» **Task directions**: Go through the data below and copy it exactly, skipping every picture.

» **Extracted records**:
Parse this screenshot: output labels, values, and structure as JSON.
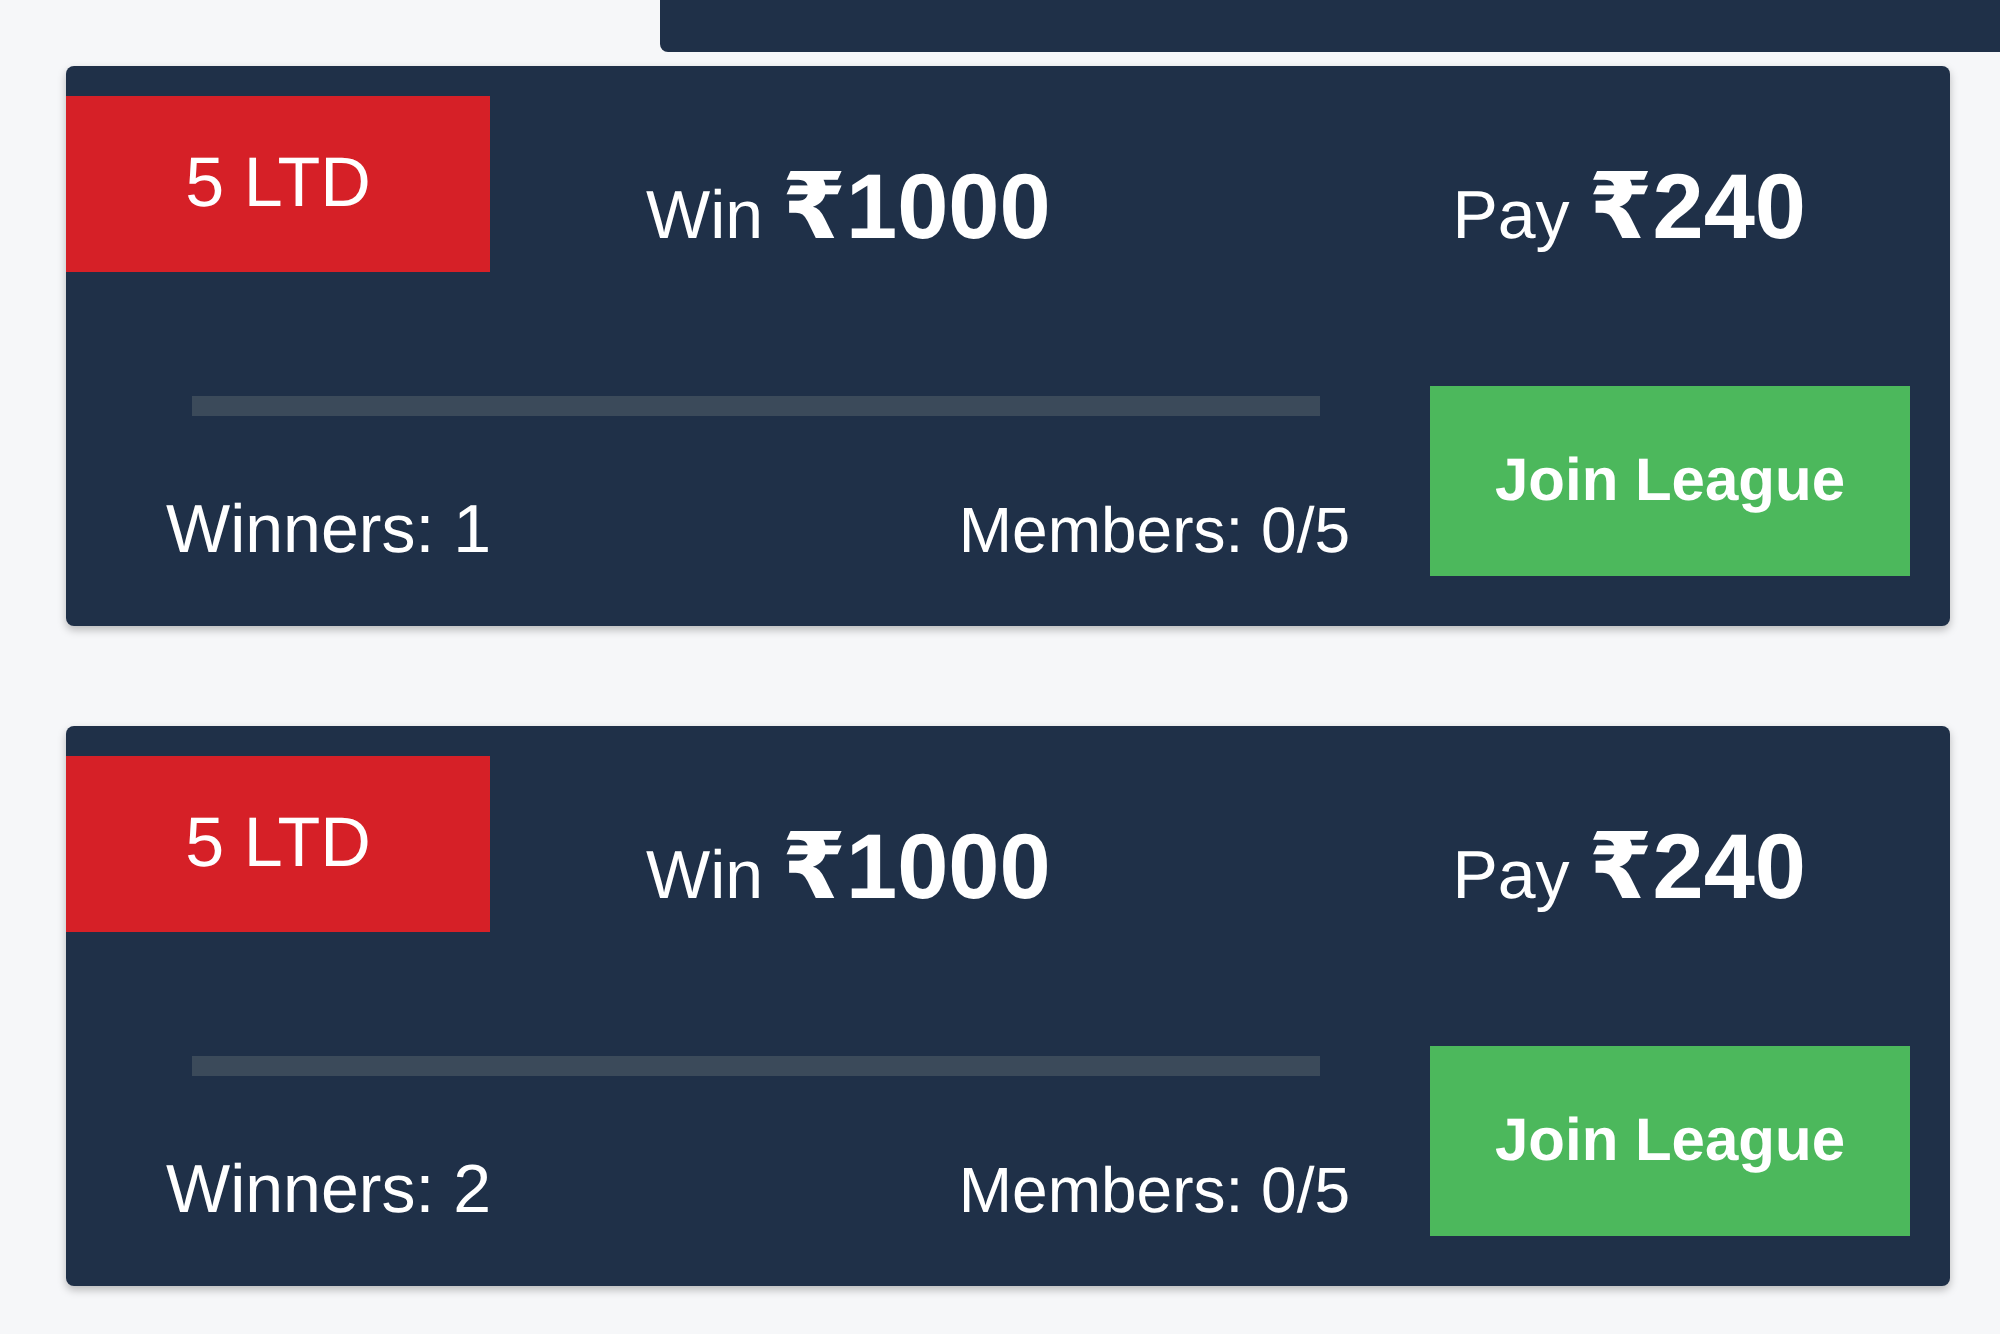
{
  "cards": [
    {
      "badge": "5 LTD",
      "prize": "Win **₹1000**",
      "fee": "Pay **₹240**",
      "level": 0,
      "winners": "Winners: 1",
      "members": "Members: 0/5",
      "button": "Join League"
    },
    {
      "badge": "5 LTD",
      "prize": "Win **₹1000**",
      "fee": "Pay **₹240**",
      "level": 0,
      "winners": "Winners: 2",
      "members": "Members: 0/5",
      "button": "Join League"
    }
  ]
}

» **Task response**:
Parse this screenshot: output labels, values, and structure as JSON.
{
  "cards": [
    {
      "badge": "5 LTD",
      "prize": "Win **₹1000**",
      "fee": "Pay **₹240**",
      "level": 0,
      "winners": "Winners: 1",
      "members": "Members: 0/5",
      "button": "Join League"
    },
    {
      "badge": "5 LTD",
      "prize": "Win **₹1000**",
      "fee": "Pay **₹240**",
      "level": 0,
      "winners": "Winners: 2",
      "members": "Members: 0/5",
      "button": "Join League"
    }
  ]
}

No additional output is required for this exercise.